Collected data:
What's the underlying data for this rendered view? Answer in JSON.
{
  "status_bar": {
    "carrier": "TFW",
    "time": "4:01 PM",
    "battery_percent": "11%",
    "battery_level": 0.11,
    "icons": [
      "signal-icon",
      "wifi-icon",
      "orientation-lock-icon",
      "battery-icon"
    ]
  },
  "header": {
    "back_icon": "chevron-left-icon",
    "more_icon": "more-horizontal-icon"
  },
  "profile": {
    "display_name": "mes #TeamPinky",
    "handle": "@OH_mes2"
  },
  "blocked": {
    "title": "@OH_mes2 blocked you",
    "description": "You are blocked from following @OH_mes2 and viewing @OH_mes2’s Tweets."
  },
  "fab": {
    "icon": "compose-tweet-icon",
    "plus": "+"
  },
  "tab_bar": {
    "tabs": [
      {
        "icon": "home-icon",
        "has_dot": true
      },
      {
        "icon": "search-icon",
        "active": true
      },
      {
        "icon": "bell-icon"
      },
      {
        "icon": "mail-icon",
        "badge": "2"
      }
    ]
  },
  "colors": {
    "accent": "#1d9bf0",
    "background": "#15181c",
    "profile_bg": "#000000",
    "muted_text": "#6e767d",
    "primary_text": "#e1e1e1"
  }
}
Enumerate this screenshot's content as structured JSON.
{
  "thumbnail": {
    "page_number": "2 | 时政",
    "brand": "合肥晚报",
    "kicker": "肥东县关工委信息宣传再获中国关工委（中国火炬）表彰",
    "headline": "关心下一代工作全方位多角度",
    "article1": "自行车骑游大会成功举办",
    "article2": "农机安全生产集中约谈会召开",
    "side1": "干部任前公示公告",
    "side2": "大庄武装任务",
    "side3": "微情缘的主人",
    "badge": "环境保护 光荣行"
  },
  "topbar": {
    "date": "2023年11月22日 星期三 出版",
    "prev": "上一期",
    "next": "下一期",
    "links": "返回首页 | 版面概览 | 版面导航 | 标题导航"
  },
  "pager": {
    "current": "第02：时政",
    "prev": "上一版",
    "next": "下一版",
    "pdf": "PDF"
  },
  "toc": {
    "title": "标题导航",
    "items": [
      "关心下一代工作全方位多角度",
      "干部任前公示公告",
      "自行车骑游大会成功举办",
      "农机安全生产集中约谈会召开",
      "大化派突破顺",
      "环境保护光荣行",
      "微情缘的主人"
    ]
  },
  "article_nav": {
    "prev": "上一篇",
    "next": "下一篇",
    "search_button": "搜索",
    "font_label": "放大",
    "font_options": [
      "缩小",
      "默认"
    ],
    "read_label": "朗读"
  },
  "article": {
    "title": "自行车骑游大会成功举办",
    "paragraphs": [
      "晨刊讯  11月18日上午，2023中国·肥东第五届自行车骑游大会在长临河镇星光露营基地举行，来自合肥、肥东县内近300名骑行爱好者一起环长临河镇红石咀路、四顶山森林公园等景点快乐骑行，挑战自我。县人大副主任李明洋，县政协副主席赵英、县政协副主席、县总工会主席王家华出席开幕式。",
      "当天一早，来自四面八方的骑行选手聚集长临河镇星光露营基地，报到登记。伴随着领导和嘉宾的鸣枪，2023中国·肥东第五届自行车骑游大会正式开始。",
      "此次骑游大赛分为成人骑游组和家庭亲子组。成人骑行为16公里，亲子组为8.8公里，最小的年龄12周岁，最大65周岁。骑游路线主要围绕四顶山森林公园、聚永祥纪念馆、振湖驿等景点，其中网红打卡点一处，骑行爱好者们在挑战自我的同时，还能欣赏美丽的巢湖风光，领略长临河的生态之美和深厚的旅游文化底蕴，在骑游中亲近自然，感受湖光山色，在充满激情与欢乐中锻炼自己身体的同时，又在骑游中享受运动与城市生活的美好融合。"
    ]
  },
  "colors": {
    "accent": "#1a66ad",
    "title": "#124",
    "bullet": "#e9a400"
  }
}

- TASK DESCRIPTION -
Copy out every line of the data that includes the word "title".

- EXERCISE RESULT -
    "title": "@OH_mes2 blocked you",
    "title": "标题导航",
    "title": "自行车骑游大会成功举办",
    "title": "#124",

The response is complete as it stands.